Extract, from the listing that follows, each line containing the word "this".

ENTRIES SHOWN:
——————————
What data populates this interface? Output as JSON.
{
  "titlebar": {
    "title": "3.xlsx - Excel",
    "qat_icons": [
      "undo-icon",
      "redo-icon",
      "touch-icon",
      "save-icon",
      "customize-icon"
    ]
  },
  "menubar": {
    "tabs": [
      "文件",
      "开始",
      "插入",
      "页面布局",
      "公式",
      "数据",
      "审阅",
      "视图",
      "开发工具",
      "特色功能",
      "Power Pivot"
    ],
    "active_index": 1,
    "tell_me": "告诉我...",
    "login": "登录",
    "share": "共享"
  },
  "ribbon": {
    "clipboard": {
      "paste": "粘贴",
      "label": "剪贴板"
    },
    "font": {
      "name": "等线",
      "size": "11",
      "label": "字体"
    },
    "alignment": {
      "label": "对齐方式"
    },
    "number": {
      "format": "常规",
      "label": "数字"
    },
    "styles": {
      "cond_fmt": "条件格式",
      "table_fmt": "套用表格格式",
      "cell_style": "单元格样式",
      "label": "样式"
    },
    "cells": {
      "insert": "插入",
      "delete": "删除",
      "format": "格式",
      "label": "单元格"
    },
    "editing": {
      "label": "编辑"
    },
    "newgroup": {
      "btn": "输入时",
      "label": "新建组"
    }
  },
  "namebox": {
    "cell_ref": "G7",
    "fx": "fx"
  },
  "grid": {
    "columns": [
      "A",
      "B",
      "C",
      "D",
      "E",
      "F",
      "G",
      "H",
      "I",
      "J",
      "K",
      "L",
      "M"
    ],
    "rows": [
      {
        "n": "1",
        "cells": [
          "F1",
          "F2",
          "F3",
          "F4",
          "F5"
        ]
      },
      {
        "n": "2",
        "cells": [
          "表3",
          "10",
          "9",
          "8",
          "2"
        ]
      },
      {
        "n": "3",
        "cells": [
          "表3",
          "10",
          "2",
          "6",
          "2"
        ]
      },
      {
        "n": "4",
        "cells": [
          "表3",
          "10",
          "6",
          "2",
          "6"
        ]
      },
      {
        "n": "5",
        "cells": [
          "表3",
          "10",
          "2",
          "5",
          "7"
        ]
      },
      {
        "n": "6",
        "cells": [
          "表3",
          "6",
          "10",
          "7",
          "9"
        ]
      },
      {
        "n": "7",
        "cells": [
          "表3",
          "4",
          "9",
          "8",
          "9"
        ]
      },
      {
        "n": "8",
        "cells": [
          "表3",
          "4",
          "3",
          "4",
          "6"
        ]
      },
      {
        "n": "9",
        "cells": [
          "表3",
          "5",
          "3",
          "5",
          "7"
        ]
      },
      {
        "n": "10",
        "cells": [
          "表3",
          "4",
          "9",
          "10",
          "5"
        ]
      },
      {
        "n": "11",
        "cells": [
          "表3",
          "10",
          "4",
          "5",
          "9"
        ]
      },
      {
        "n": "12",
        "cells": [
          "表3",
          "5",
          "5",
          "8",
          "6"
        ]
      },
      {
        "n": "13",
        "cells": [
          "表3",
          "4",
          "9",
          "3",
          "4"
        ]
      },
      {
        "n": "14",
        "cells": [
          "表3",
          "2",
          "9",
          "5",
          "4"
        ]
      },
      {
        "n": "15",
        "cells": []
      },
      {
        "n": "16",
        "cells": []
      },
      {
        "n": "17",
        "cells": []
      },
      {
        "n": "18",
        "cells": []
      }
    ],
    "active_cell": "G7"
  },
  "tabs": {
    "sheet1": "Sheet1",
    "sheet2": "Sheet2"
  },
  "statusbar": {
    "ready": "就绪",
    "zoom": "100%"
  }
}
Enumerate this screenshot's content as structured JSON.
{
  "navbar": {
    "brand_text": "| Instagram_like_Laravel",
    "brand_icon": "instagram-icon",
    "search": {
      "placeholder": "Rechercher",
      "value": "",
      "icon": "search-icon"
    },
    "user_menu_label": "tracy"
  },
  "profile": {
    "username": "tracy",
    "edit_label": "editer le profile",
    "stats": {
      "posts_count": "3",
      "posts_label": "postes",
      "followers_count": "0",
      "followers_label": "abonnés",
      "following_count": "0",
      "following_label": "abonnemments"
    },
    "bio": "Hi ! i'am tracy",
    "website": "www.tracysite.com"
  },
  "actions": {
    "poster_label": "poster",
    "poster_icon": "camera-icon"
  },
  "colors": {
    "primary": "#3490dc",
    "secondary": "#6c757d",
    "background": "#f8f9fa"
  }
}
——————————
RESPONSE AREA:
What data populates this interface? Output as JSON.
Enumerate this screenshot's content as structured JSON.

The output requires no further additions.